# Will this method for finding perpendicular distance from point to 3D line work?

I'm trying to model a process by, and to do so I need to work with a 3 Dimensional line - I'm trying to come up with a method to both define it and find the perpendicular distance from the line to a given point $(P,Q,R)$. The line passes through the point $(a,b,c)$ - in the $XY$ plane, it makes an angle of $\theta$ with the normal, and in the $XZ$ plane is makes an angle of $\phi$ with the normal. These two angles I should be able to experimentally measure and the point is known. Firstly, can I use these pair of simple line equations to characterise my 3D line, so that I get the two equations;

$y = \tan(\theta)(X - a) + b$

$z = \tan(\phi)(X - a) + c$

Now, If this approach works (and I'm fully open to possibility it is wrong!) then can I find the perpendicular distance $D_{P}$ to the line by finding the perpendicular distances to both lines above (Let's call these distances $D_{1}$ and $D_{2}$) and then treating them like adjacent and opposite of right angled triangle so that $D_{p} = \sqrt{D_{1}^2 + D_{2}^2}$ ?

Please do let me know if this approach makes any sense and if it would work before I kill myself coding it up :)

## 2 Answers

I actually answered my own question. The first part is true; you can indeed define the 3D-Line with two 2D line equations. However, it's a little trickier to get the perpendicular distance. To do this, you re-arrange your line equations in symmetric form, or the form $$\frac{x - a}{A} = \frac{y - b}{B} = \frac{z - c}{C}$$ and define the line vector $S = (A,B,C)$. If $M_{0}$ is a point on the line, and $M_{1}$ is the point you wish to measure the perpendicular distance to, then $M_{0} M_{1}$ is the vector between these points, and the perpendicular distance is then given by $$D_{\operatorname{perp}} = \frac{|M_{0} M_{1} \times S|}{|S|}$$ Hope this helps!

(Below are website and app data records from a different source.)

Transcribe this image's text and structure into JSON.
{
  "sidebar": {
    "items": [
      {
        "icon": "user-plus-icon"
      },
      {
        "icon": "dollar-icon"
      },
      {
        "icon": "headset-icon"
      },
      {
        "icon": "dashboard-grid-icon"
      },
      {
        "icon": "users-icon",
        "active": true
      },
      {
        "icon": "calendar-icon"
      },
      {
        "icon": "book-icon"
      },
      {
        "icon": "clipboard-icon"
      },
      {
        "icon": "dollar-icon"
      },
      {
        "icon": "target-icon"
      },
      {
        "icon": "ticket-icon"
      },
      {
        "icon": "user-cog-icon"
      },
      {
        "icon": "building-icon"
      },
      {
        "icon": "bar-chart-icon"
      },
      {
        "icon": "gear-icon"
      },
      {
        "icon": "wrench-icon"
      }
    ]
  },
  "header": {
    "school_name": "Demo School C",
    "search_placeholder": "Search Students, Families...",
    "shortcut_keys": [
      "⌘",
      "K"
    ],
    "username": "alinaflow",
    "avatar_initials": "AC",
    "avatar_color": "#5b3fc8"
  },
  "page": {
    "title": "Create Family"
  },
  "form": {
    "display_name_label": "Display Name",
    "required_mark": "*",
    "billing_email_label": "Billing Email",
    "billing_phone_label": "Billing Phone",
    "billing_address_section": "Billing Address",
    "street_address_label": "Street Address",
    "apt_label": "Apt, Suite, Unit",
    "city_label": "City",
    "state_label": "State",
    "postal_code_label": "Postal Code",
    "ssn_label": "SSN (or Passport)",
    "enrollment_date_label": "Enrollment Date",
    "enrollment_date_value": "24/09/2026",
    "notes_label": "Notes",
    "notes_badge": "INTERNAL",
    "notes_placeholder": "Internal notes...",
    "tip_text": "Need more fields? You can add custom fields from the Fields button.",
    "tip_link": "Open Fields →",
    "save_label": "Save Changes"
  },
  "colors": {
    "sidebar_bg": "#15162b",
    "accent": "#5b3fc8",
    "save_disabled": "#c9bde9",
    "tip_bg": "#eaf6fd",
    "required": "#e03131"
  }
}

Another way to define the perpendicular distance from your line $P_0+\langle \vec S\rangle$ (where $P_0$ is any point on the line, for instance $(0,b,c)$ in the question, and $\vec S$ is a vector giving the direction of the line) to a point $M_1$ is to write $M_0=P_0+t\vec S$ for an unknown scalar $t$, solve this $t$ from the equation $\vec S\perp\overrightarrow{M_0M_1}$ so that $M_0$ is now the orthogonal projection of $M_1$ on the line, and take $|\overrightarrow{M_0M_1}|$ as the distance. The equation to solve is equivalent to $\vec S\cdot\overrightarrow{P_0M_1}=t(\vec S\cdot\vec S)=t|\vec S|^2$.